Among the myriad of reasons Tesco’s Fresh & Easy has failed in the U.S., one not commonly recognized is the key role of the deli department in the fiasco, or put more precisely, the lack of a service deli department. Unless Tesco can pull a rabbit out of its hat and gain a sale nobody expects, total losses for the Fresh & Easy venture will approach $2 billion U.S.
This is astounding; Tesco is a well-regarded retailer and Fresh & Easy was such a priority concept. Yet it speaks volumes to the American consumer’s attitude toward fresh and the crucial role of the deli/retail foodservice arena in food retailing, now and in the future.
The great error Tesco made in rolling out Fresh & Easy — the error that sealed its fate — was the decision to invest heavily in infrastructure, both the large distribution center in El Segundo, CA, and the large staff of expatriate executives brought in to head the management team. The reason this was the crucial decision was it deprived the Fresh & Easy management of one of a retailer’s most valuable assets — time. The minute the infrastructure was in place, the venture began hemorrhaging money, so the urgency became opening enough stores so there would be enough business to plausibly offset the overhead.
This, predictably, led to the acceptance of lots of poor locations and to the roll-out of a concept that was not making money. Add in a good dose of arrogance and a group mentality that thought itself destined to succeed, and you have a clear recipe for failure.
Though this is all true, to some extent, it still begs the question: Why was the store concept not profitable?
As always, there are a lot of reasons. The small format itself was a key problem; small formats work well in specific circumstances such as urban or university venues where consumers don’t drive to the store. They also work with specific formats such as Aldi or Trader Joe’s, where the concept is built around specialty assortments — say a deep discount or epicurean model. These stores, however, were built in the car-centric southwestern U.S., not Manhattan, and Tesco always viewed them as broad concepts designed to serve the full range of consumers.
Tesco’s adventure just adds to our experience that this doesn’t work. In the suburban USA, a small store can’t carry the range expected by consumers with copious trunks who drive to the store to stock up. This means consumers have to go to mainstream supermarkets for most of what they need, transforming the visit to Fresh & Easy into a not very “easy” annoyance or converting it to a lower volume “fill-in” convenience store.

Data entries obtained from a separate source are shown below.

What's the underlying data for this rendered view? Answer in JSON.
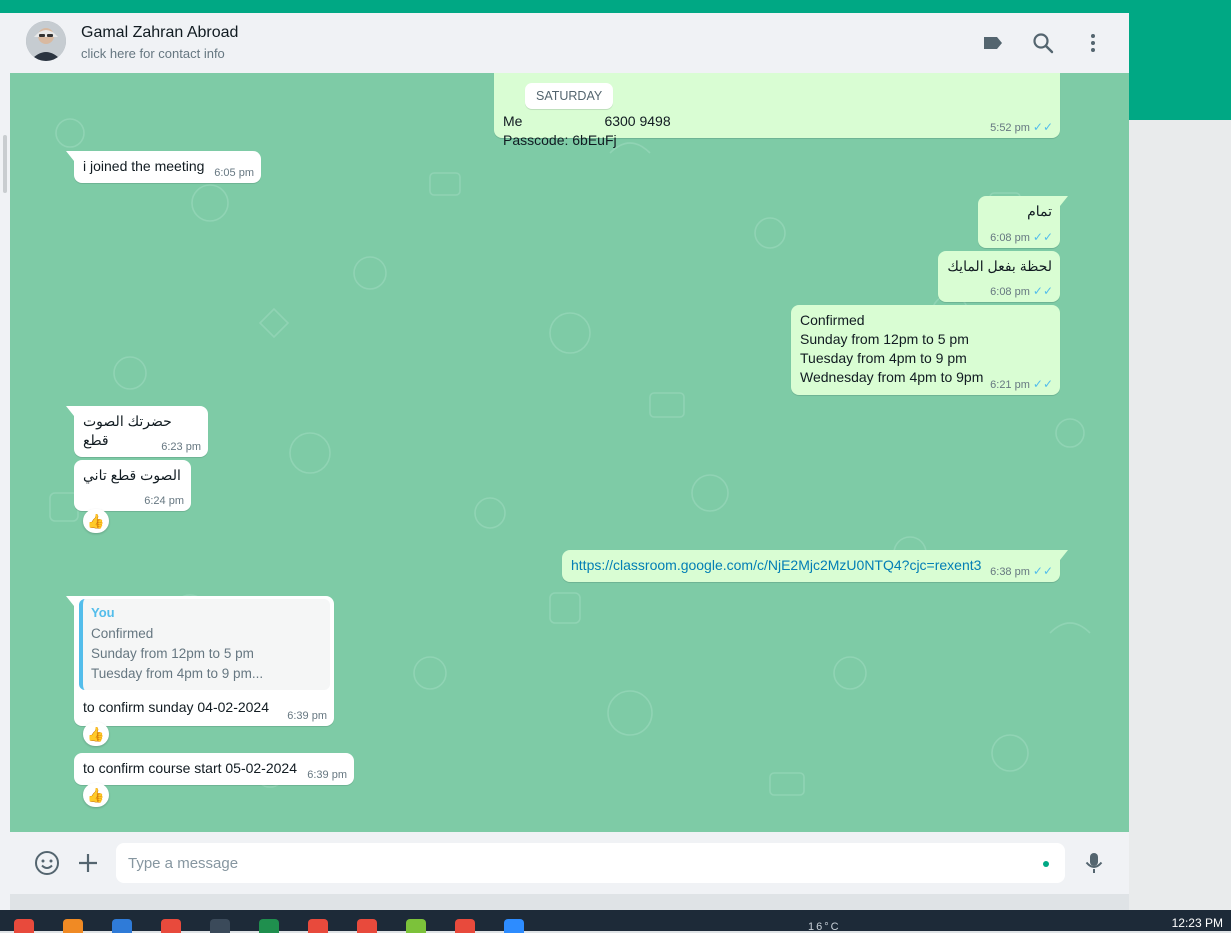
{
  "header": {
    "contact_name": "Gamal Zahran Abroad",
    "contact_sub": "click here for contact info",
    "icons": [
      "label-icon",
      "search-icon",
      "menu-icon"
    ]
  },
  "chat": {
    "date_chip": "SATURDAY",
    "messages": [
      {
        "id": "m1",
        "dir": "out",
        "line1_start": "Me",
        "line1_end": "6300 9498",
        "line2": "Passcode: 6bEuFj",
        "time": "5:52 pm"
      },
      {
        "id": "m2",
        "dir": "in",
        "text": "i joined the meeting",
        "time": "6:05 pm"
      },
      {
        "id": "m3",
        "dir": "out",
        "text": "تمام",
        "time": "6:08 pm"
      },
      {
        "id": "m4",
        "dir": "out",
        "text": "لحظة بفعل المايك",
        "time": "6:08 pm"
      },
      {
        "id": "m5",
        "dir": "out",
        "text": "Confirmed\nSunday from 12pm to 5 pm\nTuesday from 4pm to 9 pm\nWednesday from 4pm to 9pm",
        "time": "6:21 pm"
      },
      {
        "id": "m6",
        "dir": "in",
        "text": "حضرتك الصوت قطع",
        "time": "6:23 pm"
      },
      {
        "id": "m7",
        "dir": "in",
        "text": "الصوت قطع تاني",
        "time": "6:24 pm",
        "reaction": "👍"
      },
      {
        "id": "m8",
        "dir": "out",
        "text": "https://classroom.google.com/c/NjE2Mjc2MzU0NTQ4?cjc=rexent3",
        "time": "6:38 pm"
      },
      {
        "id": "m9",
        "dir": "in",
        "quote_author": "You",
        "quote_text": "Confirmed\nSunday from 12pm to 5 pm\nTuesday from 4pm to 9 pm...",
        "text": "to confirm sunday 04-02-2024",
        "time": "6:39 pm",
        "reaction": "👍"
      },
      {
        "id": "m10",
        "dir": "in",
        "text": "to confirm course start 05-02-2024",
        "time": "6:39 pm",
        "reaction": "👍"
      }
    ]
  },
  "composer": {
    "placeholder": "Type a message",
    "icons": [
      "emoji-icon",
      "plus-icon",
      "mic-icon"
    ]
  },
  "taskbar": {
    "clock": "12:23 PM",
    "tray_text": "16°C"
  },
  "colors": {
    "accent": "#00a884",
    "chat_bg": "#7ecba6",
    "outgoing_bubble": "#d9fdd3",
    "incoming_bubble": "#ffffff",
    "read_ticks": "#53bdeb"
  }
}
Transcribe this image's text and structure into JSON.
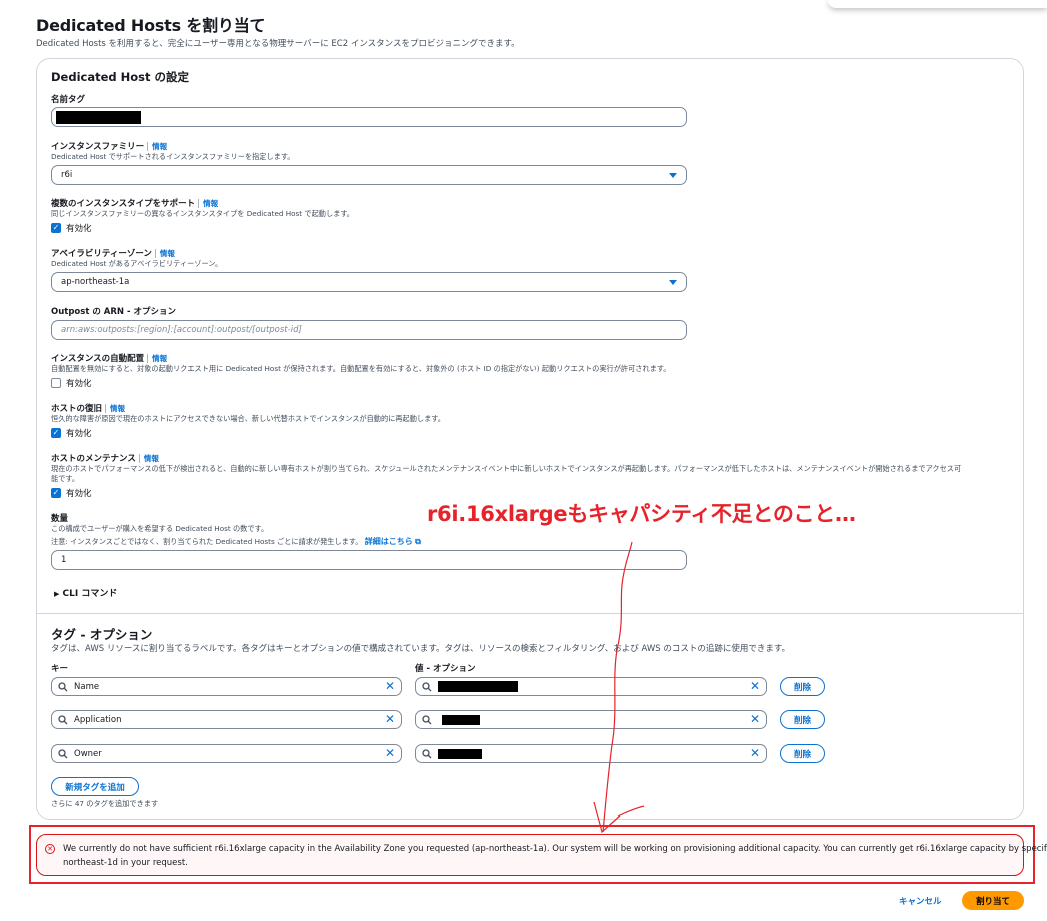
{
  "page": {
    "title": "Dedicated Hosts を割り当て",
    "description": "Dedicated Hosts を利用すると、完全にユーザー専用となる物理サーバーに EC2 インスタンスをプロビジョニングできます。"
  },
  "settings": {
    "title": "Dedicated Host の設定",
    "name_tag": {
      "label": "名前タグ"
    },
    "instance_family": {
      "label": "インスタンスファミリー",
      "info": "情報",
      "description": "Dedicated Host でサポートされるインスタンスファミリーを指定します。",
      "value": "r6i"
    },
    "multi_type": {
      "label": "複数のインスタンスタイプをサポート",
      "info": "情報",
      "description": "同じインスタンスファミリーの異なるインスタンスタイプを Dedicated Host で起動します。",
      "checkbox_label": "有効化",
      "checked": true
    },
    "availability_zone": {
      "label": "アベイラビリティーゾーン",
      "info": "情報",
      "description": "Dedicated Host があるアベイラビリティーゾーン。",
      "value": "ap-northeast-1a"
    },
    "outpost": {
      "label": "Outpost の ARN - オプション",
      "placeholder": "arn:aws:outposts:[region]:[account]:outpost/[outpost-id]"
    },
    "auto_placement": {
      "label": "インスタンスの自動配置",
      "info": "情報",
      "description": "自動配置を無効にすると、対象の起動リクエスト用に Dedicated Host が保持されます。自動配置を有効にすると、対象外の (ホスト ID の指定がない) 起動リクエストの実行が許可されます。",
      "checkbox_label": "有効化",
      "checked": false
    },
    "host_recovery": {
      "label": "ホストの復旧",
      "info": "情報",
      "description": "恒久的な障害が原因で現在のホストにアクセスできない場合、新しい代替ホストでインスタンスが自動的に再起動します。",
      "checkbox_label": "有効化",
      "checked": true
    },
    "host_maintenance": {
      "label": "ホストのメンテナンス",
      "info": "情報",
      "description_line1": "現在のホストでパフォーマンスの低下が検出されると、自動的に新しい専有ホストが割り当てられ、スケジュールされたメンテナンスイベント中に新しいホストでインスタンスが再起動します。パフォーマンスが低下したホストは、メンテナンスイベントが開始されるまでアクセス可",
      "description_line2": "能です。",
      "checkbox_label": "有効化",
      "checked": true
    },
    "quantity": {
      "label": "数量",
      "description": "この構成でユーザーが購入を希望する Dedicated Host の数です。",
      "note": "注意: インスタンスごとではなく、割り当てられた Dedicated Hosts ごとに請求が発生します。",
      "note_link": "詳細はこちら",
      "value": "1"
    },
    "cli_label": "CLI コマンド"
  },
  "tags": {
    "title": "タグ - オプション",
    "description": "タグは、AWS リソースに割り当てるラベルです。各タグはキーとオプションの値で構成されています。タグは、リソースの検索とフィルタリング、および AWS のコストの追跡に使用できます。",
    "key_header": "キー",
    "value_header": "値 - オプション",
    "rows": [
      {
        "key": "Name",
        "remove": "削除"
      },
      {
        "key": "Application",
        "remove": "削除"
      },
      {
        "key": "Owner",
        "remove": "削除"
      }
    ],
    "add_button": "新規タグを追加",
    "remaining": "さらに 47 のタグを追加できます"
  },
  "annotation": "r6i.16xlargeもキャパシティ不足とのこと…",
  "error": {
    "line1": "We currently do not have sufficient r6i.16xlarge capacity in the Availability Zone you requested (ap-northeast-1a). Our system will be working on provisioning additional capacity. You can currently get r6i.16xlarge capacity by specifying ap-",
    "line2": "northeast-1d in your request."
  },
  "footer": {
    "cancel": "キャンセル",
    "submit": "割り当て"
  },
  "colors": {
    "link": "#0972d3",
    "primary": "#ff9900",
    "error": "#d91515",
    "annotation": "#e6232b"
  }
}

The fact the stores opened so heavy to a private label was a big problem as well. Private label succeeds when consumers trust the retailer. Fresh & Easy was an unknown name with a parent company unknown to most Americans. It just didn’t have the reputational equity among consumers to succeed.
Tesco’s decision to launch Fresh & Easy with the uniform assortment in all stores was always odd. Tesco doesn’t operate that way in the U.K.; it seems a triumph of the logistics team over the merchandising team to say stores in upscale Scottsdale, AZ, should carry the same assortment as stores in Compton, CA. In the U.S., offering a standardized assortment against a diverse population base is a guaranteed loser — and lose Tesco did.
Yet the place Tesco hung its hat in America was to make the consumer a promise of freshness. A reasonable explanation of Tesco’s failure to generate a profitable store concept is to note that, in the American perception, Tesco failed to deliver on that promise.
Yes, the produce was wrapped excessively, detracting from the farmstead atmosphere Americans enjoy and, yes, the stores had no butchers to do custom cuts and no effort was made until the very end to make consumers think anything was being baked fresh in-store. But the big differentiator was the lack of a service deli.
What does a fresh rotisserie chicken mean to an American? It means a hot bird rotating before one’s eyes, heavenly aroma drifting through the store — the rotisserie experience one gets at almost all American supermarkets, not the cold chicken in a plastic bubble cooked in a distant commissary that Fresh & Easy offered. What is a fresh sandwich? One made to order, where the consumer can ask for extra tomato or Provolone instead of Swiss, or deli mustard instead of yellow, for a roll rather than bread or rye rather than wheat. Not a pre-packaged, take-it-or-leave-it sandwich that, to American eyes, looks as if it could be sitting in a vending machine.
Tesco made a point of emphasizing its extensive research of the American consumer before launching Fresh & Easy, and few doubt it was onto something in recognizing the primacy consumers place on fresh. In the end, though, Tesco was unwilling to develop a concept that had the labor quotient required to do things fresh, and so its insight had no value, the stores failed to deliver, and the fate of the chain was sealed.